*THE TASK*.
Which of the lines in the data mention the string "Plot"? List them all.

*EXERCISE MATERIALS*.

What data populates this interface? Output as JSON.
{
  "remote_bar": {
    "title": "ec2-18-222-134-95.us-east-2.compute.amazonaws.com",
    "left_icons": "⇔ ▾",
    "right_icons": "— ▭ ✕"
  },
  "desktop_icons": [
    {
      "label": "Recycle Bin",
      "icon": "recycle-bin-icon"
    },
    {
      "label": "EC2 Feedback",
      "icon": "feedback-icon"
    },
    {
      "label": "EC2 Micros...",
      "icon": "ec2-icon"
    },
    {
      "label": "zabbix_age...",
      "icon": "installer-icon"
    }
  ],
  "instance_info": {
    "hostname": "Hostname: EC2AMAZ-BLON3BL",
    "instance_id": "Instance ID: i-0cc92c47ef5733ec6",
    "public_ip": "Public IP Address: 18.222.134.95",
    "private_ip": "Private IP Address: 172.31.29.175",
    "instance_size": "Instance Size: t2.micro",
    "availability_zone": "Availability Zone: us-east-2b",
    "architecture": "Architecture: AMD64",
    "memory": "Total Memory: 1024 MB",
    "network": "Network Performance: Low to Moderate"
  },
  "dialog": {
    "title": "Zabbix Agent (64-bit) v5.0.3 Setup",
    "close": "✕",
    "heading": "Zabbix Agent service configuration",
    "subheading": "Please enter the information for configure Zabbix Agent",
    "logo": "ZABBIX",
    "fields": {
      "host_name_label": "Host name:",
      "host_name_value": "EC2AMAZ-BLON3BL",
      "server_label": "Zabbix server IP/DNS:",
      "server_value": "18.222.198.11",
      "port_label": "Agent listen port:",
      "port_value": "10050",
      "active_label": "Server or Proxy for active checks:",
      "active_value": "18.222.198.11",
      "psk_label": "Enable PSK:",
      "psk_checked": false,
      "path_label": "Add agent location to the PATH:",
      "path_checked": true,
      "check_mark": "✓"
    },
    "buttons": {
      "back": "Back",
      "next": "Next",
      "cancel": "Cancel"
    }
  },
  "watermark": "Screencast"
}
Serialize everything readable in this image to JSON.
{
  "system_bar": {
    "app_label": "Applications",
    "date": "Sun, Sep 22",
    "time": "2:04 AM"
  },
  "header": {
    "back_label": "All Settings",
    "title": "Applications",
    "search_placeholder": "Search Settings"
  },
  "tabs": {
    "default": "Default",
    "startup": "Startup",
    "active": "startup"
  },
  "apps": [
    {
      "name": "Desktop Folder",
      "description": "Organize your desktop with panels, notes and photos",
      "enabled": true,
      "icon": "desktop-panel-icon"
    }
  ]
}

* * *

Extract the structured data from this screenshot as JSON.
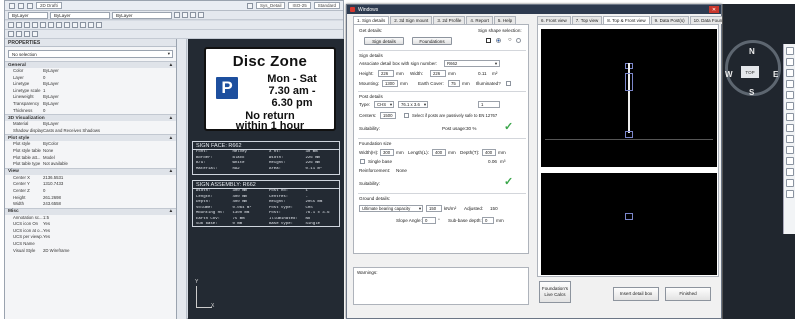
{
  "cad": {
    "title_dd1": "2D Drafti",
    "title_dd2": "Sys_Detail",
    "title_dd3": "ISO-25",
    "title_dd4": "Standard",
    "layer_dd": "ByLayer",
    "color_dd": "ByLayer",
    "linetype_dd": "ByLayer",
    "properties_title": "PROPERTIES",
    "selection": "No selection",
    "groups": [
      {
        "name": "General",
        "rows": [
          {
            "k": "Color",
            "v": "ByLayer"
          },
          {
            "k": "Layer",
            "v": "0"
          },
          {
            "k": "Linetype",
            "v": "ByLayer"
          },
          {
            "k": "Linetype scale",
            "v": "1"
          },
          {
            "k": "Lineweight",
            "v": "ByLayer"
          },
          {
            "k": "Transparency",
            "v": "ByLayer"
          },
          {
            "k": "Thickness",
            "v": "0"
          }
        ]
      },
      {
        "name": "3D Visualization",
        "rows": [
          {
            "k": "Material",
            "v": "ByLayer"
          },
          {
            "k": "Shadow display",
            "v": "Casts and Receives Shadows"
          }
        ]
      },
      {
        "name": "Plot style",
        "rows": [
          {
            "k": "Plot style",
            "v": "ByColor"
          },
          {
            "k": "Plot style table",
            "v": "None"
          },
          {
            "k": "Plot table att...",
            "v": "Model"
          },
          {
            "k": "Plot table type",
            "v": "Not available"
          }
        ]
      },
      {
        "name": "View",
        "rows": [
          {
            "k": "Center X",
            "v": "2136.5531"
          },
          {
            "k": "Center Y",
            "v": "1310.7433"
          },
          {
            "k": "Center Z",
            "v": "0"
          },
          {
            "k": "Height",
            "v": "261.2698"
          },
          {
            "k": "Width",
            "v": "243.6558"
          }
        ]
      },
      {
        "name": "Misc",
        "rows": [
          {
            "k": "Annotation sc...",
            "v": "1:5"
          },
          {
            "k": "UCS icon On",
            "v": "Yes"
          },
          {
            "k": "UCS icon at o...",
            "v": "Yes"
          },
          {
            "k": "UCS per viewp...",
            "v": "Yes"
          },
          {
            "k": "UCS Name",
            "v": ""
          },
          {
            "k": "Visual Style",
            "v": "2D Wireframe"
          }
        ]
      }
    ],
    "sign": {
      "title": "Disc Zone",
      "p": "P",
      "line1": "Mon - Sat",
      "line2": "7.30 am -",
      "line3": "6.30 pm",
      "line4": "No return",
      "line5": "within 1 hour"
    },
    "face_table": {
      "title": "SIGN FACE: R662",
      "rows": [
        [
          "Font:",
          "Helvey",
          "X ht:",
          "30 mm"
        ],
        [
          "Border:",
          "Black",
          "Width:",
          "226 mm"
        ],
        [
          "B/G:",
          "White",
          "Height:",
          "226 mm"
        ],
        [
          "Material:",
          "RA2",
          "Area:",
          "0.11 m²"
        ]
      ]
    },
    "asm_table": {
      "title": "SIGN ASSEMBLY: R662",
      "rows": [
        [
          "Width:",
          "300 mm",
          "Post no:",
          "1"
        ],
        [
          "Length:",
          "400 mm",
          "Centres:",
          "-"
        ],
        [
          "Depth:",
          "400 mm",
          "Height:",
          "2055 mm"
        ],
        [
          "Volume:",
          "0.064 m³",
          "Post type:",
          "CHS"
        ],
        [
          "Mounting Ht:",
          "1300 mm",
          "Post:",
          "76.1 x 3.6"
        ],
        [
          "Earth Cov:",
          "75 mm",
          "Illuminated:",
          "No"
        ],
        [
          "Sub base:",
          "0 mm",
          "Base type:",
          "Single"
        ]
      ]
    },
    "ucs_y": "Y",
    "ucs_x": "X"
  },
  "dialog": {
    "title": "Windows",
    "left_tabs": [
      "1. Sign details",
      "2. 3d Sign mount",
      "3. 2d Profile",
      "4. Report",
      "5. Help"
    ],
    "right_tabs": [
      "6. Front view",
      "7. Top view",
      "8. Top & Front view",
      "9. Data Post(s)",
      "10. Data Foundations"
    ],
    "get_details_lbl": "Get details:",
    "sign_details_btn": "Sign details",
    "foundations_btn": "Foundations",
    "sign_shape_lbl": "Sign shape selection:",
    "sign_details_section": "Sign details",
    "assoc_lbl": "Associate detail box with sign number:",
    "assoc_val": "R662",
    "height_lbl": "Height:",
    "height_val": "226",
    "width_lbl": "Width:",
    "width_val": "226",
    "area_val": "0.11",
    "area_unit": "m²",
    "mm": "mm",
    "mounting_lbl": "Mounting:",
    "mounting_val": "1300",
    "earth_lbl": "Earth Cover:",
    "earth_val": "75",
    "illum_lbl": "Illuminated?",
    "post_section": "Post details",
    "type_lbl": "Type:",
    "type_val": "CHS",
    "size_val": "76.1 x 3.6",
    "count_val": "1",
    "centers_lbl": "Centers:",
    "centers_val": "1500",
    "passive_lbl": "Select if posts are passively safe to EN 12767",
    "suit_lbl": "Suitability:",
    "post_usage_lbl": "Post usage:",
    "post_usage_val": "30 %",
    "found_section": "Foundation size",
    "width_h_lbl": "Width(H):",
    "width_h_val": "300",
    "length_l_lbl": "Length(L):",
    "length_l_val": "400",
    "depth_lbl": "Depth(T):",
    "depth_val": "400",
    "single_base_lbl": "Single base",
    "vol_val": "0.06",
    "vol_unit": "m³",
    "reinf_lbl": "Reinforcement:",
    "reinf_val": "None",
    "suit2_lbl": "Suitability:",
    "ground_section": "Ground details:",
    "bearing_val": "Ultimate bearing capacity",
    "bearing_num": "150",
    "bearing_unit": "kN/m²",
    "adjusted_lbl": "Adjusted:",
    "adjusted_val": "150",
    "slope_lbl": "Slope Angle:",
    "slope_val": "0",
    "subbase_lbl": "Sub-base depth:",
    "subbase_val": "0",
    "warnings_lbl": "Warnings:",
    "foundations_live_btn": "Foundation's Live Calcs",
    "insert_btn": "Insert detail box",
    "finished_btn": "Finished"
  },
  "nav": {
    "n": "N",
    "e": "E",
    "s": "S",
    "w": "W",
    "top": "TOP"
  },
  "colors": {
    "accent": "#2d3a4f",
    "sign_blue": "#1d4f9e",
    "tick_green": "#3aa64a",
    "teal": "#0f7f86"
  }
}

*TASK OUTPUT*.
        "name": "Plot style",
            "k": "Plot style",
            "k": "Plot style table",
            "k": "Plot table att...",
            "k": "Plot table type",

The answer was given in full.